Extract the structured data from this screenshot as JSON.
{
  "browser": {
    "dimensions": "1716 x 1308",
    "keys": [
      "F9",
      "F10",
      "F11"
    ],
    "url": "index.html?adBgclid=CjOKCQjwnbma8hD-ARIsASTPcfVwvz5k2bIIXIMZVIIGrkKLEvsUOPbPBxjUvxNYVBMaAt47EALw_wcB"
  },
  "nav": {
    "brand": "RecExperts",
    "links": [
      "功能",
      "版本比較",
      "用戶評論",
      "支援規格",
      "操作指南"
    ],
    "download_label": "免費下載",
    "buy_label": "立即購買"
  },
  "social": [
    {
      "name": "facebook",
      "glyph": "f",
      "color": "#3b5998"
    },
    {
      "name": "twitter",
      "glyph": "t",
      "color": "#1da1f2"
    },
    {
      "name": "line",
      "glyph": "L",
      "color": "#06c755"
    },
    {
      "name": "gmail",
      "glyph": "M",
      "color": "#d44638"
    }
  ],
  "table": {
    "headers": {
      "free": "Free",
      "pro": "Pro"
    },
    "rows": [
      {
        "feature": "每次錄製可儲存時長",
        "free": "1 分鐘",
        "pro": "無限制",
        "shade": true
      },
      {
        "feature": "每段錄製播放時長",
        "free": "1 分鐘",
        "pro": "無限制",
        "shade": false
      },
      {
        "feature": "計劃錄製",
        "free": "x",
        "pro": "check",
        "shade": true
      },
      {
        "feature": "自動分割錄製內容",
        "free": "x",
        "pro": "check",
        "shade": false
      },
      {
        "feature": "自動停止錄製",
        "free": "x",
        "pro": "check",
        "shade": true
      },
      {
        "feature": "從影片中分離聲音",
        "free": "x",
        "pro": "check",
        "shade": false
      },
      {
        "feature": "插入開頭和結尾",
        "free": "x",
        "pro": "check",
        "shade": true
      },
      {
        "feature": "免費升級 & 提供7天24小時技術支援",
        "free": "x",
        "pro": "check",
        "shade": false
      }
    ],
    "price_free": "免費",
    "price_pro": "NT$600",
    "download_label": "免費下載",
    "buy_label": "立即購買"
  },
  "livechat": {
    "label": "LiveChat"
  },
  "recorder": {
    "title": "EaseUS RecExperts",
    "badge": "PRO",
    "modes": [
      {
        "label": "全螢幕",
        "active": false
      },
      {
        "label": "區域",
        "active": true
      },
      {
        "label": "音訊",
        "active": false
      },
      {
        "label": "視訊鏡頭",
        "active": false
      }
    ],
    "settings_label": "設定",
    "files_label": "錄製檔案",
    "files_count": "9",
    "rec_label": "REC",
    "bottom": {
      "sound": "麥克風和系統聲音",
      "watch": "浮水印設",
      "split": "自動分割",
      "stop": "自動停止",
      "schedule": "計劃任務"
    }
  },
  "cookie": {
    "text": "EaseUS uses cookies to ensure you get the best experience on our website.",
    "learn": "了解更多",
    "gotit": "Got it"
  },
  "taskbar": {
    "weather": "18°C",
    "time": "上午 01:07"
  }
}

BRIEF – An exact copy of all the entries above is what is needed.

ANSWER SPACE –
Extract the structured data from this screenshot as JSON.
{
  "browser": {
    "dimensions": "1716 x 1308",
    "keys": [
      "F9",
      "F10",
      "F11"
    ],
    "url": "index.html?adBgclid=CjOKCQjwnbma8hD-ARIsASTPcfVwvz5k2bIIXIMZVIIGrkKLEvsUOPbPBxjUvxNYVBMaAt47EALw_wcB"
  },
  "nav": {
    "brand": "RecExperts",
    "links": [
      "功能",
      "版本比較",
      "用戶評論",
      "支援規格",
      "操作指南"
    ],
    "download_label": "免費下載",
    "buy_label": "立即購買"
  },
  "social": [
    {
      "name": "facebook",
      "glyph": "f",
      "color": "#3b5998"
    },
    {
      "name": "twitter",
      "glyph": "t",
      "color": "#1da1f2"
    },
    {
      "name": "line",
      "glyph": "L",
      "color": "#06c755"
    },
    {
      "name": "gmail",
      "glyph": "M",
      "color": "#d44638"
    }
  ],
  "table": {
    "headers": {
      "free": "Free",
      "pro": "Pro"
    },
    "rows": [
      {
        "feature": "每次錄製可儲存時長",
        "free": "1 分鐘",
        "pro": "無限制",
        "shade": true
      },
      {
        "feature": "每段錄製播放時長",
        "free": "1 分鐘",
        "pro": "無限制",
        "shade": false
      },
      {
        "feature": "計劃錄製",
        "free": "x",
        "pro": "check",
        "shade": true
      },
      {
        "feature": "自動分割錄製內容",
        "free": "x",
        "pro": "check",
        "shade": false
      },
      {
        "feature": "自動停止錄製",
        "free": "x",
        "pro": "check",
        "shade": true
      },
      {
        "feature": "從影片中分離聲音",
        "free": "x",
        "pro": "check",
        "shade": false
      },
      {
        "feature": "插入開頭和結尾",
        "free": "x",
        "pro": "check",
        "shade": true
      },
      {
        "feature": "免費升級 & 提供7天24小時技術支援",
        "free": "x",
        "pro": "check",
        "shade": false
      }
    ],
    "price_free": "免費",
    "price_pro": "NT$600",
    "download_label": "免費下載",
    "buy_label": "立即購買"
  },
  "livechat": {
    "label": "LiveChat"
  },
  "recorder": {
    "title": "EaseUS RecExperts",
    "badge": "PRO",
    "modes": [
      {
        "label": "全螢幕",
        "active": false
      },
      {
        "label": "區域",
        "active": true
      },
      {
        "label": "音訊",
        "active": false
      },
      {
        "label": "視訊鏡頭",
        "active": false
      }
    ],
    "settings_label": "設定",
    "files_label": "錄製檔案",
    "files_count": "9",
    "rec_label": "REC",
    "bottom": {
      "sound": "麥克風和系統聲音",
      "watch": "浮水印設",
      "split": "自動分割",
      "stop": "自動停止",
      "schedule": "計劃任務"
    }
  },
  "cookie": {
    "text": "EaseUS uses cookies to ensure you get the best experience on our website.",
    "learn": "了解更多",
    "gotit": "Got it"
  },
  "taskbar": {
    "weather": "18°C",
    "time": "上午 01:07"
  }
}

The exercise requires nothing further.